The two sides announced a $14.25 million settlement on Tuesday. The agreement was substantially less than the $100 million that victims asked for.
That entire amount will be paid by Travelers Insurance, which covers the synagogue, Kesher Israel, and the other defendants. As part of the agreement, Kesher Israel and its co-defendants do not admit guilt, and deny any wrongdoing.
The agreement, which the two sides presented to D.C. Superior Court Judge Brian Holeman on Aug. 23, requires court approval.
“The settlement provides class members who were victimized by Freundel $25,000 each for completing very minimal paperwork,” said Alexandra Harwin, whose firm, Sanford Heisler Sharpe, represented the victims in the class action suit.
She said the payments could “possibly be more if they complete an additional claim form detailing the harm from their experience.”
Freundel was sentenced in May 2015 to six years in prison. The U.S. Attorney’s Office confirmed that he filmed more than 150 women.
The other defendants are the National Capital Mikvah, as Kesher’s affiliated ritual bath is known; the Beth Din of America, the Orthodox rabbinical court system through whom Freundel conducted conversions; and the Rabbinical Council of America, the umbrella Orthodox rabbis’ association affiliated with the rabbinic courts.
Negotiations on a settlement began in 2016, according to the two sides.
“This was a compromise of disputed claims,” Harwin said. “It took protracted negotiations of over two years to reach this point.”
For victims, the settlement means the end of a lengthy legal process that ultimately could have failed, Harwin said.
For the synagogue, the agreement is another step in putting Freundel’s actions behind it.
“Kesher believes that resolving the case at this time is in its best interests, as well as the best interests of the Kesher community and Freundel’s victims. The settlement would enable the parties to avoid the further burdens of litigation, and would allow Kesher to continue its focus on serving the needs of the Jewish community in Washington, D.C., without the distraction of the lawsuits,” according to a statement that Kesher Israel released Tuesday.
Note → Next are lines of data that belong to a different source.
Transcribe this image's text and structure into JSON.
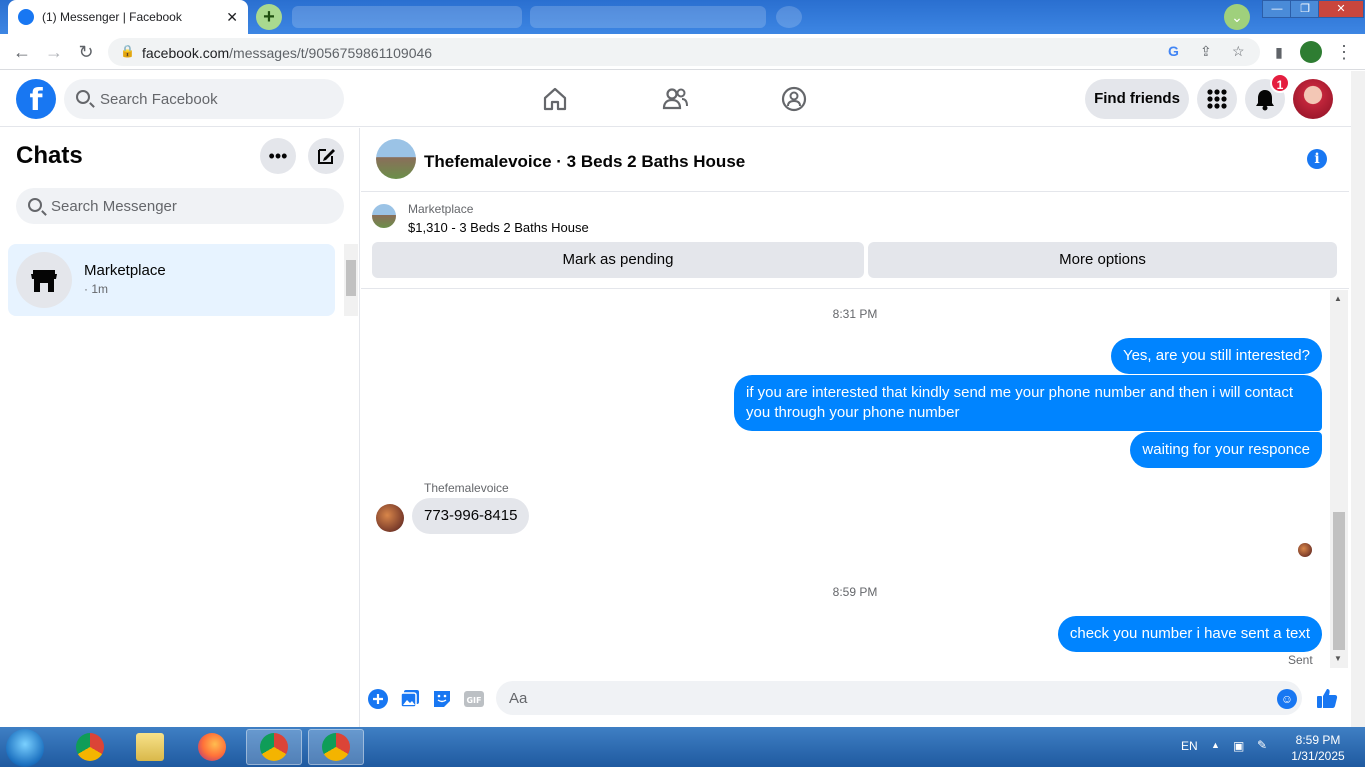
{
  "browser": {
    "active_tab_title": "(1) Messenger | Facebook",
    "url_domain": "facebook.com",
    "url_path": "/messages/t/9056759861109046"
  },
  "fb_header": {
    "search_placeholder": "Search Facebook",
    "find_friends_label": "Find friends",
    "notification_count": "1"
  },
  "sidebar": {
    "title": "Chats",
    "search_placeholder": "Search Messenger",
    "chats": [
      {
        "name": "Marketplace",
        "time": "· 1m"
      }
    ]
  },
  "conversation": {
    "title": "Thefemalevoice · 3 Beds 2 Baths House",
    "marketplace": {
      "label": "Marketplace",
      "listing": "$1,310 - 3 Beds 2 Baths House",
      "mark_pending_label": "Mark as pending",
      "more_options_label": "More options"
    },
    "messages": {
      "stamp1": "8:31 PM",
      "out1": "Yes, are you still interested?",
      "out2": "if you are interested that kindly send me your phone number and then i will contact you through your phone number",
      "out3": "waiting for your responce",
      "sender": "Thefemalevoice",
      "in1": "773-996-8415",
      "stamp2": "8:59 PM",
      "out4": "check you number i have sent a text",
      "status": "Sent"
    },
    "composer_placeholder": "Aa"
  },
  "taskbar": {
    "language": "EN",
    "time": "8:59 PM",
    "date": "1/31/2025"
  },
  "colors": {
    "fb_blue": "#1877f2",
    "bubble_blue": "#0084ff",
    "selected_chat_bg": "#e7f3ff",
    "notification_red": "#e41e3f"
  }
}
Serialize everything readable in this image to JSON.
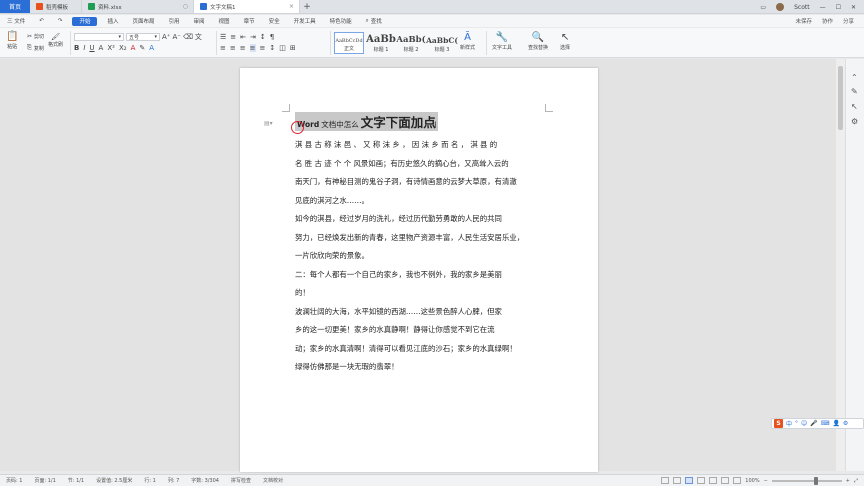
{
  "tabs": {
    "home": "首页",
    "items": [
      {
        "label": "稻壳模板",
        "color": "#e8501d"
      },
      {
        "label": "资料.xlsx",
        "color": "#1f9d55"
      },
      {
        "label": "文字文稿1",
        "color": "#2b6fd6"
      }
    ],
    "add": "+",
    "right": {
      "save_mode": "未保存",
      "collab": "协作",
      "user": "Scott"
    }
  },
  "menu": {
    "file": "三 文件",
    "items": [
      "开始",
      "插入",
      "页面布局",
      "引用",
      "审阅",
      "视图",
      "章节",
      "安全",
      "开发工具",
      "特色功能"
    ],
    "search": "查找",
    "right": [
      "未保存",
      "协作",
      "分享"
    ]
  },
  "ribbon": {
    "clipboard": {
      "paste": "粘贴",
      "cut": "剪切",
      "copy": "复制",
      "format_painter": "格式刷"
    },
    "font": {
      "name": "",
      "size": "五号"
    },
    "styles": [
      {
        "preview": "AaBbCcDd",
        "name": "正文"
      },
      {
        "preview": "AaBb",
        "name": "标题 1"
      },
      {
        "preview": "AaBb(",
        "name": "标题 2"
      },
      {
        "preview": "AaBbC(",
        "name": "标题 3"
      }
    ],
    "new_style": "新样式",
    "text_tools": "文字工具",
    "find_replace": "查找替换",
    "select": "选择"
  },
  "document": {
    "title": {
      "word": "Word",
      "small": "文档中怎么",
      "large": "文字下面加点"
    },
    "lines": [
      "淇 县 古 称 沫 邑 、 又 称 沫 乡 ， 因 沫 乡 而 名 ， 淇 县 的",
      "名 胜 古 迹 个 个 风景如画；有历史悠久的摘心台，又高耸入云的",
      "南天门，有神秘目测的鬼谷子洞，有诗情画意的云梦大草原，有清澈",
      "见底的淇河之水……。",
      "    如今的淇县，经过岁月的洗礼，经过历代勤劳勇敢的人民的共同",
      "努力，已经焕发出新的青春，这里物产资源丰富，人民生活安居乐业，",
      "一片欣欣向荣的景象。",
      "    二：每个人都有一个自己的家乡，我也不例外，我的家乡是美丽",
      "的！",
      "    波澜壮阔的大海，水平如镜的西湖……这些景色醉人心脾，但家",
      "乡的这一切更美！家乡的水真静啊！静得让你感觉不到它在流",
      "动；家乡的水真清啊！清得可以看见江底的沙石；家乡的水真绿啊！",
      "绿得仿佛那是一块无瑕的翡翠！"
    ]
  },
  "ime": {
    "logo": "S",
    "items": [
      "中",
      "°",
      "☺",
      "🎤",
      "⌨",
      "👤",
      "⚙"
    ]
  },
  "status": {
    "page": "页码: 1",
    "pages": "页面: 1/1",
    "section": "节: 1/1",
    "setting": "设置值: 2.5厘米",
    "row": "行: 1",
    "col": "列: 7",
    "words": "字数: 3/304",
    "spell": "拼写检查",
    "proof": "文档校对",
    "zoom": "100%"
  },
  "colors": {
    "accent": "#2b6fd6",
    "highlight": "#c8c8c8",
    "mark_red": "#d22233"
  }
}
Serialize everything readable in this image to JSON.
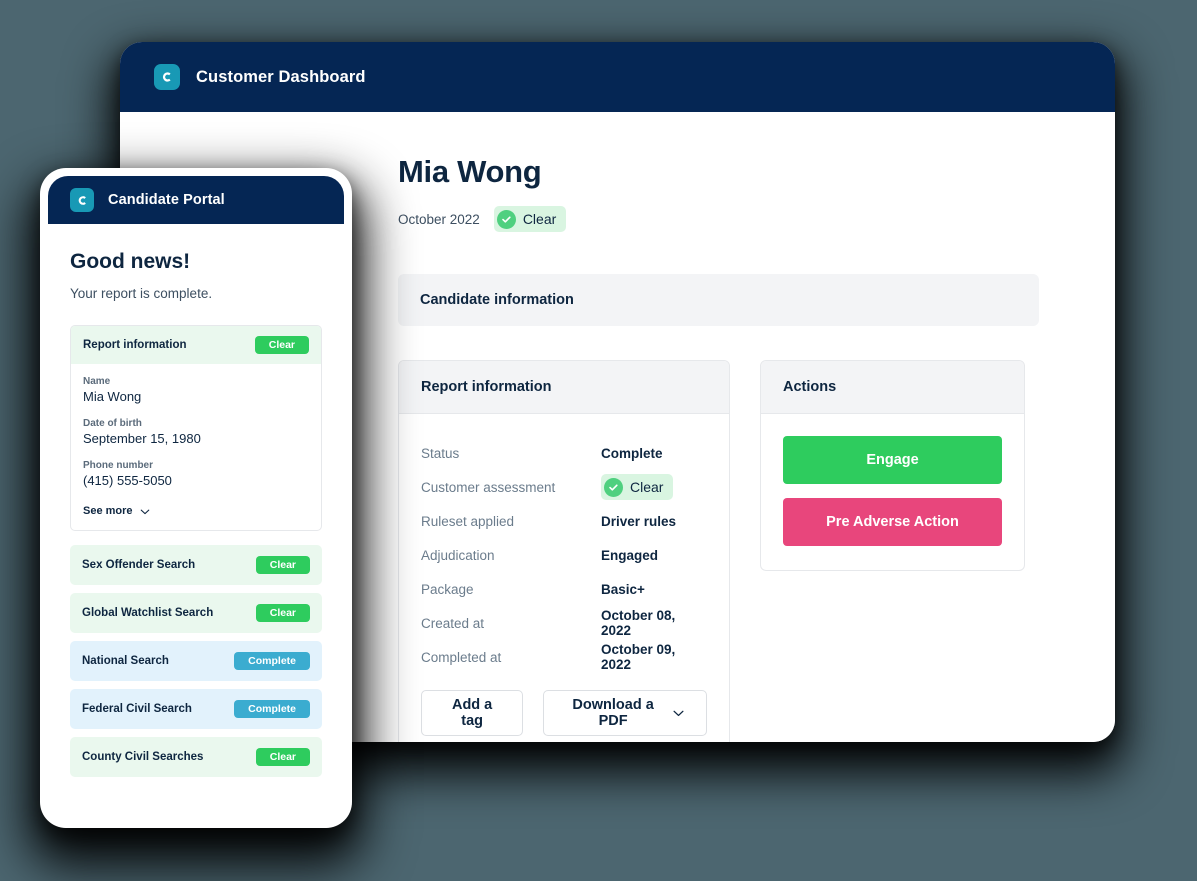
{
  "dashboard": {
    "titlebar": {
      "logo_icon": "c-logo-icon",
      "title": "Customer Dashboard"
    },
    "candidate_name": "Mia Wong",
    "report_month": "October 2022",
    "status_badge": {
      "label": "Clear",
      "icon": "check-circle-icon"
    },
    "section_title": "Candidate information",
    "report_panel": {
      "header": "Report information",
      "rows": [
        {
          "key": "Status",
          "value": "Complete",
          "type": "text"
        },
        {
          "key": "Customer assessment",
          "value": "Clear",
          "type": "badge"
        },
        {
          "key": "Ruleset applied",
          "value": "Driver rules",
          "type": "text"
        },
        {
          "key": "Adjudication",
          "value": "Engaged",
          "type": "text"
        },
        {
          "key": "Package",
          "value": "Basic+",
          "type": "text"
        },
        {
          "key": "Created at",
          "value": "October 08, 2022",
          "type": "text"
        },
        {
          "key": "Completed at",
          "value": "October 09, 2022",
          "type": "text"
        }
      ],
      "add_tag_label": "Add a tag",
      "download_pdf_label": "Download a PDF",
      "download_pdf_icon": "chevron-down-icon"
    },
    "actions_panel": {
      "header": "Actions",
      "engage_label": "Engage",
      "pre_adverse_label": "Pre Adverse Action"
    }
  },
  "portal": {
    "titlebar": {
      "logo_icon": "c-logo-icon",
      "title": "Candidate Portal"
    },
    "heading": "Good news!",
    "subheading": "Your report is complete.",
    "report_card": {
      "title": "Report information",
      "status": "Clear",
      "fields": [
        {
          "label": "Name",
          "value": "Mia Wong"
        },
        {
          "label": "Date of birth",
          "value": "September 15, 1980"
        },
        {
          "label": "Phone number",
          "value": "(415) 555-5050"
        }
      ],
      "see_more_label": "See more",
      "see_more_icon": "chevron-down-icon"
    },
    "searches": [
      {
        "label": "Sex Offender Search",
        "status": "Clear",
        "tone": "green"
      },
      {
        "label": "Global Watchlist Search",
        "status": "Clear",
        "tone": "green"
      },
      {
        "label": "National Search",
        "status": "Complete",
        "tone": "blue"
      },
      {
        "label": "Federal Civil Search",
        "status": "Complete",
        "tone": "blue"
      },
      {
        "label": "County Civil Searches",
        "status": "Clear",
        "tone": "green"
      }
    ]
  },
  "colors": {
    "page_background": "#4c6670",
    "navy": "#052654",
    "logo_teal": "#1899b5",
    "green": "#2ecc5e",
    "green_soft": "#eaf8ee",
    "blue_chip": "#3bacd0",
    "blue_soft": "#e2f2fc",
    "pink": "#e8467c"
  }
}
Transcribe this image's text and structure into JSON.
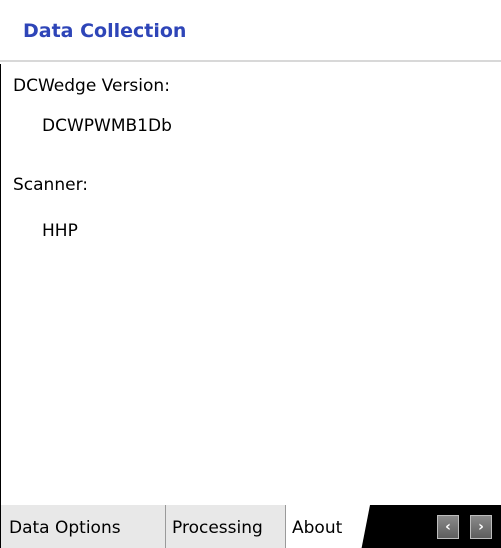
{
  "header": {
    "title": "Data Collection",
    "title_color": "#2e45b8"
  },
  "about": {
    "version_label": "DCWedge Version:",
    "version_value": "DCWPWMB1Db",
    "scanner_label": "Scanner:",
    "scanner_value": "HHP"
  },
  "tabs": [
    {
      "label": "Data Options",
      "active": false
    },
    {
      "label": "Processing",
      "active": false
    },
    {
      "label": "About",
      "active": true
    }
  ],
  "tab_scroll": {
    "left_icon": "chevron-left-icon",
    "right_icon": "chevron-right-icon",
    "left_glyph": "‹",
    "right_glyph": "›"
  }
}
“This settlement will enable Kesher to put the litigation behind us, and to put one hundred percent of its focus where it belongs — on serving its members and the larger community,” the press release quoted synagogue president Drew Cooper as saying.
JTA News and Features contributed to this article.